In Application for a Nostalgia station to serve Winnipeg, Decision CRTC 2002-225, 8 August 2002, the Commission has approved the application by Radiolink for a new commercial FM station at 100.7 MHz that will offer a nostalgia format.


In Application for a youth-oriented Christian FM station to serve Winnipeg, Decision CRTC 2002-226, 8 August 2002, the Commission has approved the application by HIS for a new commercial FM station at 107.1 MHz that will broadcast Christian music.


In Application for a new instructional campus station to serve Winnipeg, Decision CRTC 2002-227, 8 August 2002, the Commission has approved the application by Red River for a new not-for-profit instructional campus station at 92.9 MHz.


In Application for a new commercial FM station in Winnipeg, Decision CRTC 2002-228, 8 August 2002, the Commission has denied the application by NIB for a new commercial FM station. It has, however, amended the licence for NIB's existing campus instructional station CJAE-FM by changing the authorized frequency from 92.9 MHz to 107.9 MHz and increasing the authorized effective radiated power from 13 watts to 200 watts.


The Commission notes that two of the three new commercial stations licensed today proposed special interest formats that will not compete directly with the formats now offered by stations currently operating in the market. These formats are the smooth jazz format proposed by Global and the nostalgia format proposed by Radiolink.


While the new FM station proposed by Rogers will program a mainstream format based on classic rock hits, it will replace Rogers' AM station CKY, which programs oldies. CKY will therefore no longer compete for revenues in the market. Further, the format of the new FM station would likely have the greatest impact on Rogers' other FM station CITI-FM, which offers a classic rock format.


HIS proposed a Christian format targeted to young people. Although CHVN-FM already provides Christian music to Winnipeg listeners, the Commission notes that the programming of the station operated by HIS will target an audience that is younger than that of CHVN-FM. The Commission further notes that CHVN-FM submitted a letter expressing full support for the HIS proposal if HIS targeted a younger audience with its programming and the station's effective radiated power did not exceed 1,000 watts. The Commission notes that HIS confirmed that it would offer programming designed for youth, and that the station would operate with an effective radiated power of 920 watts.


The new station licensed to Red River is a not-for-profit instructional campus station that will operate with an effective radiated power of only 201 watts and has projected very low advertising revenues.


While CJAE-FM will operate on a different frequency with an increase in power, it will remain an instructional campus station rather than becoming a commercial station. The Commission considers that the stations that will be licensed as a result of the decisions announced today will add to the diversity of radio voices in Winnipeg. They will also increase competition for listeners and advertisers in the Winnipeg radio market, yet will not, in the Commission's view, have an undue negative impact on the viability of the existing Winnipeg commercial radio stations.

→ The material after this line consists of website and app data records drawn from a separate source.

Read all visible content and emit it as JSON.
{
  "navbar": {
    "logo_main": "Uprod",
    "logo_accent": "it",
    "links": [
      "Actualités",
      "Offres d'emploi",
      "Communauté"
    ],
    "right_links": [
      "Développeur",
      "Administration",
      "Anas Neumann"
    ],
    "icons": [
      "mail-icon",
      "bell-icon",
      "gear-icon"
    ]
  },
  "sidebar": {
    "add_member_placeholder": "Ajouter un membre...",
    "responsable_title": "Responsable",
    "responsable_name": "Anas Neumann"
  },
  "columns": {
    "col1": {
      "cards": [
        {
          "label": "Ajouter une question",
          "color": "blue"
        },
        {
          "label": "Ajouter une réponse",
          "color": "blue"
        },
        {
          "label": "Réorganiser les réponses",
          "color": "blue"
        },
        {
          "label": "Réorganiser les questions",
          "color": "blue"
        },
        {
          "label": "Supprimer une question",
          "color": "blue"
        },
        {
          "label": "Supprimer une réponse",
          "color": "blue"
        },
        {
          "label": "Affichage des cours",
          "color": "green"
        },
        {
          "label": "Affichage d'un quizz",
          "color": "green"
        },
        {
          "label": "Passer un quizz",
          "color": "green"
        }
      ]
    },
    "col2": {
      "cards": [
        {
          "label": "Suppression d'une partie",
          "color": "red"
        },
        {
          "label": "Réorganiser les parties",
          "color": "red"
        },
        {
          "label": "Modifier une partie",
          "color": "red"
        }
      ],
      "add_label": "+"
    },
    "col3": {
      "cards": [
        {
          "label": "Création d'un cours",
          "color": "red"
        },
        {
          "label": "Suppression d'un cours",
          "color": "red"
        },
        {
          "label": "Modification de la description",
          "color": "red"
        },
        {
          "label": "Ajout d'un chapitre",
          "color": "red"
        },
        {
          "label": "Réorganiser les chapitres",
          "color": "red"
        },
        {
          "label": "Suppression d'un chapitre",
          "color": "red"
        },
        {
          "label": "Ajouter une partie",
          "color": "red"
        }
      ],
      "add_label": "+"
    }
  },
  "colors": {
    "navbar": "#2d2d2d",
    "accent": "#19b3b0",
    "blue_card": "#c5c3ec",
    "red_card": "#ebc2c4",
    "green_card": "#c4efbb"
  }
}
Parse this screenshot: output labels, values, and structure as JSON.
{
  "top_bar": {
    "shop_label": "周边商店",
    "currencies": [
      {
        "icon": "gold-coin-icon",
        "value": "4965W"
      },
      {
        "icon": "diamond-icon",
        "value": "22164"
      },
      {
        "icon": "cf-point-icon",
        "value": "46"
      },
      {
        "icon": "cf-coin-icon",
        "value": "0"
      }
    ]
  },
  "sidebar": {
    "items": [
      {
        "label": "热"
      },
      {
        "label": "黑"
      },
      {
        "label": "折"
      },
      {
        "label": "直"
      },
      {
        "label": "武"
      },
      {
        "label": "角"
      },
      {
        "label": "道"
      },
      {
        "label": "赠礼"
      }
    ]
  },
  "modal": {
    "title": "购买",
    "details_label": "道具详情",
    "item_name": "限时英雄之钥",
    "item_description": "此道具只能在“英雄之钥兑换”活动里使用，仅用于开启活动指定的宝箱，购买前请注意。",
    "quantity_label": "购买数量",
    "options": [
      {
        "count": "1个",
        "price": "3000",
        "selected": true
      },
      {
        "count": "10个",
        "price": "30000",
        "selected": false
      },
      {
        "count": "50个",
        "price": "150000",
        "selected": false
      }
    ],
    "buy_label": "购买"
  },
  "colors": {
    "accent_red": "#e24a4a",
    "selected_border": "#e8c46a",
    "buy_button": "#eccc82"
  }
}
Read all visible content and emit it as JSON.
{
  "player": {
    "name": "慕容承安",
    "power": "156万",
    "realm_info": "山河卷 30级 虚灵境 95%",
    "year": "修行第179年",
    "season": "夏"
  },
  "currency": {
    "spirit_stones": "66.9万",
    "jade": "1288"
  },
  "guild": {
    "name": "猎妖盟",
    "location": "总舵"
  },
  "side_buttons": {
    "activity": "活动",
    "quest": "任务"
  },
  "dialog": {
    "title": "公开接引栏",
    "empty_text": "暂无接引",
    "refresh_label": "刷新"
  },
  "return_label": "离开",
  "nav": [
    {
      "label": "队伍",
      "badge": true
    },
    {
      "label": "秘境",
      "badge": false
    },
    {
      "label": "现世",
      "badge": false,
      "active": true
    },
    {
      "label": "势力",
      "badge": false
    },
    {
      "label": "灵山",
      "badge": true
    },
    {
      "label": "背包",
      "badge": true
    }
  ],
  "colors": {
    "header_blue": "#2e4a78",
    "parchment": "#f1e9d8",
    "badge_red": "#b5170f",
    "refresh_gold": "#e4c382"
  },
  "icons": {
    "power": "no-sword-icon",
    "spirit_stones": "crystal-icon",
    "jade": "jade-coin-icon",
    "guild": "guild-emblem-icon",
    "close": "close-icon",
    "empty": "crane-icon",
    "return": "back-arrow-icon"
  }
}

Secretary General

This document is available in alternate format upon request and may also be examined at the following Internet site:

These criteria were first set out in Introductory statement - Licensing new radio stations which appeared in Decisions CRTC 99-480, 99-481 and 99-482, all dated 28 October 1999.
2 Spring 2002 issue of the Metropolitan Outlook for Winnipeg and Key Economic Indicators Table updated on 4 March 2002.
3 Total growth 1997 to 2001: GDP 13.5% and Retail Sales 25.6%

Date Modified: 2002-08-08

Date modified: